(Data excerpts)
▶

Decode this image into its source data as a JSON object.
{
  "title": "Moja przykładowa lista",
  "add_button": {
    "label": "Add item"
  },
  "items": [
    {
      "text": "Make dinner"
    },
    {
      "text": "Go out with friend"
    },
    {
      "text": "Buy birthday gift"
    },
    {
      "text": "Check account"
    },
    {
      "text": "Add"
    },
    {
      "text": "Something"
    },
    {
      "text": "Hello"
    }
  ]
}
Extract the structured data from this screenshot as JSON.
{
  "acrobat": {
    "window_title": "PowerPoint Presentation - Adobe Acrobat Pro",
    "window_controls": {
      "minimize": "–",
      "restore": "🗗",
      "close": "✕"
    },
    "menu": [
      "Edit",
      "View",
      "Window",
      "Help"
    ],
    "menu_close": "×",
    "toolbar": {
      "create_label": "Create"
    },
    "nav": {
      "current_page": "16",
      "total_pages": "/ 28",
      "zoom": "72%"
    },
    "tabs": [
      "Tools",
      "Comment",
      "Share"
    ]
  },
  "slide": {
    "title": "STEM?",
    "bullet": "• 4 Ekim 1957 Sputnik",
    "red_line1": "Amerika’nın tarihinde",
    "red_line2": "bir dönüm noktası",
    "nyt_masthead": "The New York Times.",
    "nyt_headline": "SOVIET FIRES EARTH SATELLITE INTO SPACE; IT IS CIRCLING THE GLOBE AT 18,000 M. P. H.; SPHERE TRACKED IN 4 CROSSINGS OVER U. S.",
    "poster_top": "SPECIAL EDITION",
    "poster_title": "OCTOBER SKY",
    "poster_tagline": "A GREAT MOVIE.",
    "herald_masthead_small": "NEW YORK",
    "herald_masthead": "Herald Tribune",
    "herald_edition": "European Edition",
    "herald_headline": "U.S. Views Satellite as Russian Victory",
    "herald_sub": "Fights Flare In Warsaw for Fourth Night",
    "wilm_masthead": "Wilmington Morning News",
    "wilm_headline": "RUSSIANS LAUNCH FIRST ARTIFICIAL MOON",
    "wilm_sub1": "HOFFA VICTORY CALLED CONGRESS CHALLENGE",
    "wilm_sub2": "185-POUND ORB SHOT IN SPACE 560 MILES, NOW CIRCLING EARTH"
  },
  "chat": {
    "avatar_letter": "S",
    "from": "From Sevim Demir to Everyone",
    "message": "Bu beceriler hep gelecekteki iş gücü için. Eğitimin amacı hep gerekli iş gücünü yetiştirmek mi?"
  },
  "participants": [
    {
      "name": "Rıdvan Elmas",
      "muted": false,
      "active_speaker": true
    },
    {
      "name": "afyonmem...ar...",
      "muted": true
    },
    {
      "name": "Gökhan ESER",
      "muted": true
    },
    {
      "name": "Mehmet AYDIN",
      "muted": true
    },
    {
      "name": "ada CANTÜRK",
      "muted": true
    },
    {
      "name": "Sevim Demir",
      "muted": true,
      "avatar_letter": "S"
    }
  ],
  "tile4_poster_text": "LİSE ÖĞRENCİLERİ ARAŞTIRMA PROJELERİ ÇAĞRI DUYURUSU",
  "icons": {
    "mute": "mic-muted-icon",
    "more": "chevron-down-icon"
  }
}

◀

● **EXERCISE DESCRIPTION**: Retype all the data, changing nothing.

● **YOUR RESPONSE**:
Decode this image into its source data as a JSON object.
{
  "title": "Moja przykładowa lista",
  "add_button": {
    "label": "Add item"
  },
  "items": [
    {
      "text": "Make dinner"
    },
    {
      "text": "Go out with friend"
    },
    {
      "text": "Buy birthday gift"
    },
    {
      "text": "Check account"
    },
    {
      "text": "Add"
    },
    {
      "text": "Something"
    },
    {
      "text": "Hello"
    }
  ]
}
Extract the structured data from this screenshot as JSON.
{
  "acrobat": {
    "window_title": "PowerPoint Presentation - Adobe Acrobat Pro",
    "window_controls": {
      "minimize": "–",
      "restore": "🗗",
      "close": "✕"
    },
    "menu": [
      "Edit",
      "View",
      "Window",
      "Help"
    ],
    "menu_close": "×",
    "toolbar": {
      "create_label": "Create"
    },
    "nav": {
      "current_page": "16",
      "total_pages": "/ 28",
      "zoom": "72%"
    },
    "tabs": [
      "Tools",
      "Comment",
      "Share"
    ]
  },
  "slide": {
    "title": "STEM?",
    "bullet": "• 4 Ekim 1957 Sputnik",
    "red_line1": "Amerika’nın tarihinde",
    "red_line2": "bir dönüm noktası",
    "nyt_masthead": "The New York Times.",
    "nyt_headline": "SOVIET FIRES EARTH SATELLITE INTO SPACE; IT IS CIRCLING THE GLOBE AT 18,000 M. P. H.; SPHERE TRACKED IN 4 CROSSINGS OVER U. S.",
    "poster_top": "SPECIAL EDITION",
    "poster_title": "OCTOBER SKY",
    "poster_tagline": "A GREAT MOVIE.",
    "herald_masthead_small": "NEW YORK",
    "herald_masthead": "Herald Tribune",
    "herald_edition": "European Edition",
    "herald_headline": "U.S. Views Satellite as Russian Victory",
    "herald_sub": "Fights Flare In Warsaw for Fourth Night",
    "wilm_masthead": "Wilmington Morning News",
    "wilm_headline": "RUSSIANS LAUNCH FIRST ARTIFICIAL MOON",
    "wilm_sub1": "HOFFA VICTORY CALLED CONGRESS CHALLENGE",
    "wilm_sub2": "185-POUND ORB SHOT IN SPACE 560 MILES, NOW CIRCLING EARTH"
  },
  "chat": {
    "avatar_letter": "S",
    "from": "From Sevim Demir to Everyone",
    "message": "Bu beceriler hep gelecekteki iş gücü için. Eğitimin amacı hep gerekli iş gücünü yetiştirmek mi?"
  },
  "participants": [
    {
      "name": "Rıdvan Elmas",
      "muted": false,
      "active_speaker": true
    },
    {
      "name": "afyonmem...ar...",
      "muted": true
    },
    {
      "name": "Gökhan ESER",
      "muted": true
    },
    {
      "name": "Mehmet AYDIN",
      "muted": true
    },
    {
      "name": "ada CANTÜRK",
      "muted": true
    },
    {
      "name": "Sevim Demir",
      "muted": true,
      "avatar_letter": "S"
    }
  ],
  "tile4_poster_text": "LİSE ÖĞRENCİLERİ ARAŞTIRMA PROJELERİ ÇAĞRI DUYURUSU",
  "icons": {
    "mute": "mic-muted-icon",
    "more": "chevron-down-icon"
  }
}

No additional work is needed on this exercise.